BEGIN Material supplied
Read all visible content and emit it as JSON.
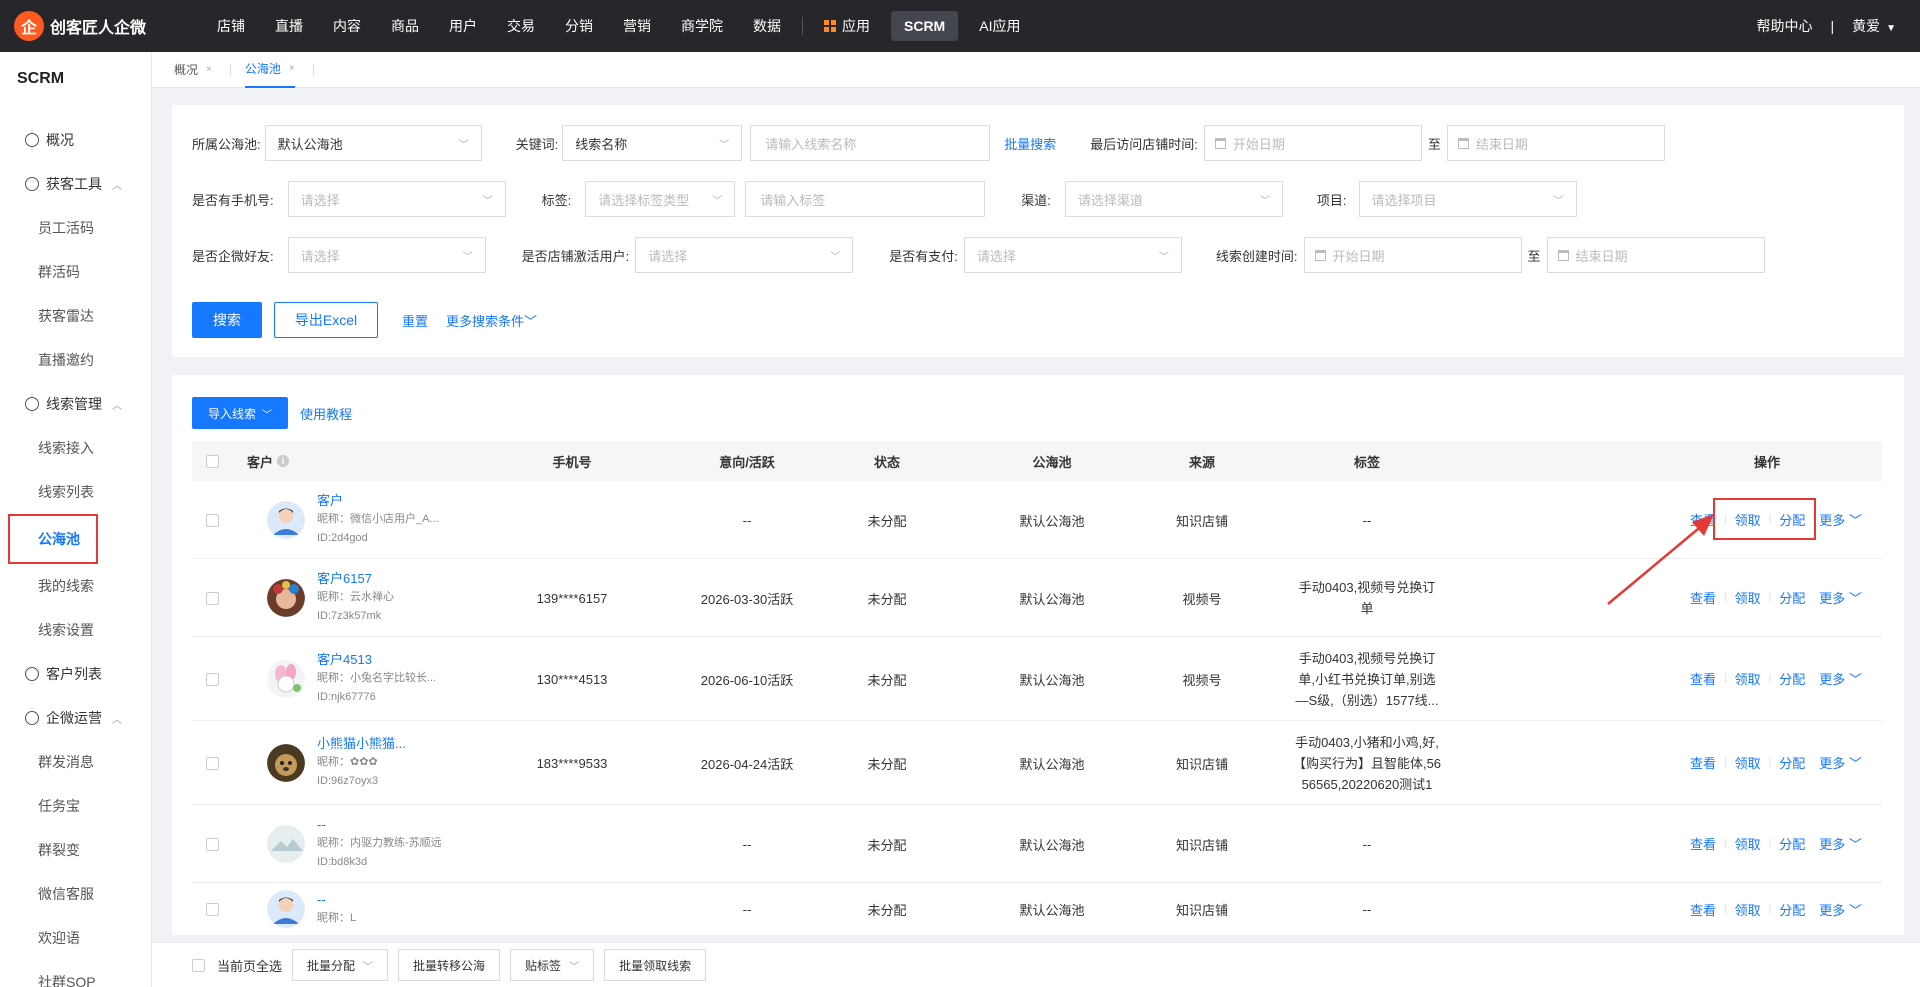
{
  "brand": {
    "name": "创客匠人企微",
    "mark": "企"
  },
  "topnav": {
    "items": [
      "店铺",
      "直播",
      "内容",
      "商品",
      "用户",
      "交易",
      "分销",
      "营销",
      "商学院",
      "数据"
    ],
    "apps_label": "应用",
    "scrm_label": "SCRM",
    "ai_label": "AI应用",
    "help": "帮助中心",
    "divider": "|",
    "user": "黄爱"
  },
  "sidebar": {
    "title": "SCRM",
    "overview": "概况",
    "groups": [
      {
        "label": "获客工具",
        "items": [
          "员工活码",
          "群活码",
          "获客雷达",
          "直播邀约"
        ]
      },
      {
        "label": "线索管理",
        "items": [
          "线索接入",
          "线索列表",
          "公海池",
          "我的线索",
          "线索设置"
        ]
      },
      {
        "label": "客户列表",
        "items": []
      },
      {
        "label": "企微运营",
        "items": [
          "群发消息",
          "任务宝",
          "群裂变",
          "微信客服",
          "欢迎语",
          "社群SOP"
        ]
      }
    ]
  },
  "tabs": [
    {
      "label": "概况",
      "close": "×"
    },
    {
      "label": "公海池",
      "close": "×"
    }
  ],
  "filters": {
    "pool_label": "所属公海池:",
    "pool_value": "默认公海池",
    "keyword_label": "关键词:",
    "keyword_type": "线索名称",
    "keyword_placeholder": "请输入线索名称",
    "batch_search": "批量搜索",
    "last_visit_label": "最后访问店铺时间:",
    "start_date": "开始日期",
    "to": "至",
    "end_date": "结束日期",
    "phone_label": "是否有手机号:",
    "please_select": "请选择",
    "tag_label": "标签:",
    "tag_type_placeholder": "请选择标签类型",
    "tag_placeholder": "请输入标签",
    "channel_label": "渠道:",
    "channel_placeholder": "请选择渠道",
    "project_label": "项目:",
    "project_placeholder": "请选择项目",
    "wechat_friend_label": "是否企微好友:",
    "activated_label": "是否店铺激活用户:",
    "paid_label": "是否有支付:",
    "created_label": "线索创建时间:",
    "search_btn": "搜索",
    "export_btn": "导出Excel",
    "reset": "重置",
    "more_conditions": "更多搜索条件"
  },
  "table": {
    "import_btn": "导入线索",
    "tutorial": "使用教程",
    "headers": [
      "客户",
      "手机号",
      "意向/活跃",
      "状态",
      "公海池",
      "来源",
      "标签",
      "操作"
    ],
    "ops": {
      "view": "查看",
      "claim": "领取",
      "assign": "分配",
      "more": "更多"
    },
    "rows": [
      {
        "name": "客户",
        "nickname": "昵称：微信小店用户_A...",
        "id": "ID:2d4god",
        "phone": "",
        "intent": "--",
        "status": "未分配",
        "pool": "默认公海池",
        "source": "知识店铺",
        "tags": [
          "--"
        ]
      },
      {
        "name": "客户6157",
        "nickname": "昵称：云水禅心",
        "id": "ID:7z3k57mk",
        "phone": "139****6157",
        "intent": "2026-03-30活跃",
        "status": "未分配",
        "pool": "默认公海池",
        "source": "视频号",
        "tags": [
          "手动0403,视频号兑换订",
          "单"
        ]
      },
      {
        "name": "客户4513",
        "nickname": "昵称：小兔名字比较长...",
        "id": "ID:njk67776",
        "phone": "130****4513",
        "intent": "2026-06-10活跃",
        "status": "未分配",
        "pool": "默认公海池",
        "source": "视频号",
        "tags": [
          "手动0403,视频号兑换订",
          "单,小红书兑换订单,别选",
          "—S级,（别选）1577线..."
        ]
      },
      {
        "name": "小熊猫小熊猫...",
        "nickname": "昵称：✿✿✿",
        "id": "ID:96z7oyx3",
        "phone": "183****9533",
        "intent": "2026-04-24活跃",
        "status": "未分配",
        "pool": "默认公海池",
        "source": "知识店铺",
        "tags": [
          "手动0403,小猪和小鸡,好,",
          "【购买行为】且智能体,56",
          "56565,20220620测试1"
        ]
      },
      {
        "name": "--",
        "nickname": "昵称：内驱力教练-苏顺远",
        "id": "ID:bd8k3d",
        "phone": "",
        "intent": "--",
        "status": "未分配",
        "pool": "默认公海池",
        "source": "知识店铺",
        "tags": [
          "--"
        ]
      },
      {
        "name": "--",
        "nickname": "昵称：L",
        "id": "",
        "phone": "",
        "intent": "--",
        "status": "未分配",
        "pool": "默认公海池",
        "source": "知识店铺",
        "tags": [
          "--"
        ]
      }
    ]
  },
  "footer": {
    "select_all": "当前页全选",
    "batch_assign": "批量分配",
    "batch_transfer": "批量转移公海",
    "tag": "贴标签",
    "batch_claim": "批量领取线索"
  },
  "colors": {
    "primary": "#1677ff",
    "nav_bg": "#26262b",
    "highlight": "#e53935",
    "brand": "#ff5a1f"
  }
}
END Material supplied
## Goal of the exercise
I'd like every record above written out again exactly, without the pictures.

## Exercise result
Read all visible content and emit it as JSON.
{
  "brand": {
    "name": "创客匠人企微",
    "mark": "企"
  },
  "topnav": {
    "items": [
      "店铺",
      "直播",
      "内容",
      "商品",
      "用户",
      "交易",
      "分销",
      "营销",
      "商学院",
      "数据"
    ],
    "apps_label": "应用",
    "scrm_label": "SCRM",
    "ai_label": "AI应用",
    "help": "帮助中心",
    "divider": "|",
    "user": "黄爱"
  },
  "sidebar": {
    "title": "SCRM",
    "overview": "概况",
    "groups": [
      {
        "label": "获客工具",
        "items": [
          "员工活码",
          "群活码",
          "获客雷达",
          "直播邀约"
        ]
      },
      {
        "label": "线索管理",
        "items": [
          "线索接入",
          "线索列表",
          "公海池",
          "我的线索",
          "线索设置"
        ]
      },
      {
        "label": "客户列表",
        "items": []
      },
      {
        "label": "企微运营",
        "items": [
          "群发消息",
          "任务宝",
          "群裂变",
          "微信客服",
          "欢迎语",
          "社群SOP"
        ]
      }
    ]
  },
  "tabs": [
    {
      "label": "概况",
      "close": "×"
    },
    {
      "label": "公海池",
      "close": "×"
    }
  ],
  "filters": {
    "pool_label": "所属公海池:",
    "pool_value": "默认公海池",
    "keyword_label": "关键词:",
    "keyword_type": "线索名称",
    "keyword_placeholder": "请输入线索名称",
    "batch_search": "批量搜索",
    "last_visit_label": "最后访问店铺时间:",
    "start_date": "开始日期",
    "to": "至",
    "end_date": "结束日期",
    "phone_label": "是否有手机号:",
    "please_select": "请选择",
    "tag_label": "标签:",
    "tag_type_placeholder": "请选择标签类型",
    "tag_placeholder": "请输入标签",
    "channel_label": "渠道:",
    "channel_placeholder": "请选择渠道",
    "project_label": "项目:",
    "project_placeholder": "请选择项目",
    "wechat_friend_label": "是否企微好友:",
    "activated_label": "是否店铺激活用户:",
    "paid_label": "是否有支付:",
    "created_label": "线索创建时间:",
    "search_btn": "搜索",
    "export_btn": "导出Excel",
    "reset": "重置",
    "more_conditions": "更多搜索条件"
  },
  "table": {
    "import_btn": "导入线索",
    "tutorial": "使用教程",
    "headers": [
      "客户",
      "手机号",
      "意向/活跃",
      "状态",
      "公海池",
      "来源",
      "标签",
      "操作"
    ],
    "ops": {
      "view": "查看",
      "claim": "领取",
      "assign": "分配",
      "more": "更多"
    },
    "rows": [
      {
        "name": "客户",
        "nickname": "昵称：微信小店用户_A...",
        "id": "ID:2d4god",
        "phone": "",
        "intent": "--",
        "status": "未分配",
        "pool": "默认公海池",
        "source": "知识店铺",
        "tags": [
          "--"
        ]
      },
      {
        "name": "客户6157",
        "nickname": "昵称：云水禅心",
        "id": "ID:7z3k57mk",
        "phone": "139****6157",
        "intent": "2026-03-30活跃",
        "status": "未分配",
        "pool": "默认公海池",
        "source": "视频号",
        "tags": [
          "手动0403,视频号兑换订",
          "单"
        ]
      },
      {
        "name": "客户4513",
        "nickname": "昵称：小兔名字比较长...",
        "id": "ID:njk67776",
        "phone": "130****4513",
        "intent": "2026-06-10活跃",
        "status": "未分配",
        "pool": "默认公海池",
        "source": "视频号",
        "tags": [
          "手动0403,视频号兑换订",
          "单,小红书兑换订单,别选",
          "—S级,（别选）1577线..."
        ]
      },
      {
        "name": "小熊猫小熊猫...",
        "nickname": "昵称：✿✿✿",
        "id": "ID:96z7oyx3",
        "phone": "183****9533",
        "intent": "2026-04-24活跃",
        "status": "未分配",
        "pool": "默认公海池",
        "source": "知识店铺",
        "tags": [
          "手动0403,小猪和小鸡,好,",
          "【购买行为】且智能体,56",
          "56565,20220620测试1"
        ]
      },
      {
        "name": "--",
        "nickname": "昵称：内驱力教练-苏顺远",
        "id": "ID:bd8k3d",
        "phone": "",
        "intent": "--",
        "status": "未分配",
        "pool": "默认公海池",
        "source": "知识店铺",
        "tags": [
          "--"
        ]
      },
      {
        "name": "--",
        "nickname": "昵称：L",
        "id": "",
        "phone": "",
        "intent": "--",
        "status": "未分配",
        "pool": "默认公海池",
        "source": "知识店铺",
        "tags": [
          "--"
        ]
      }
    ]
  },
  "footer": {
    "select_all": "当前页全选",
    "batch_assign": "批量分配",
    "batch_transfer": "批量转移公海",
    "tag": "贴标签",
    "batch_claim": "批量领取线索"
  },
  "colors": {
    "primary": "#1677ff",
    "nav_bg": "#26262b",
    "highlight": "#e53935",
    "brand": "#ff5a1f"
  }
}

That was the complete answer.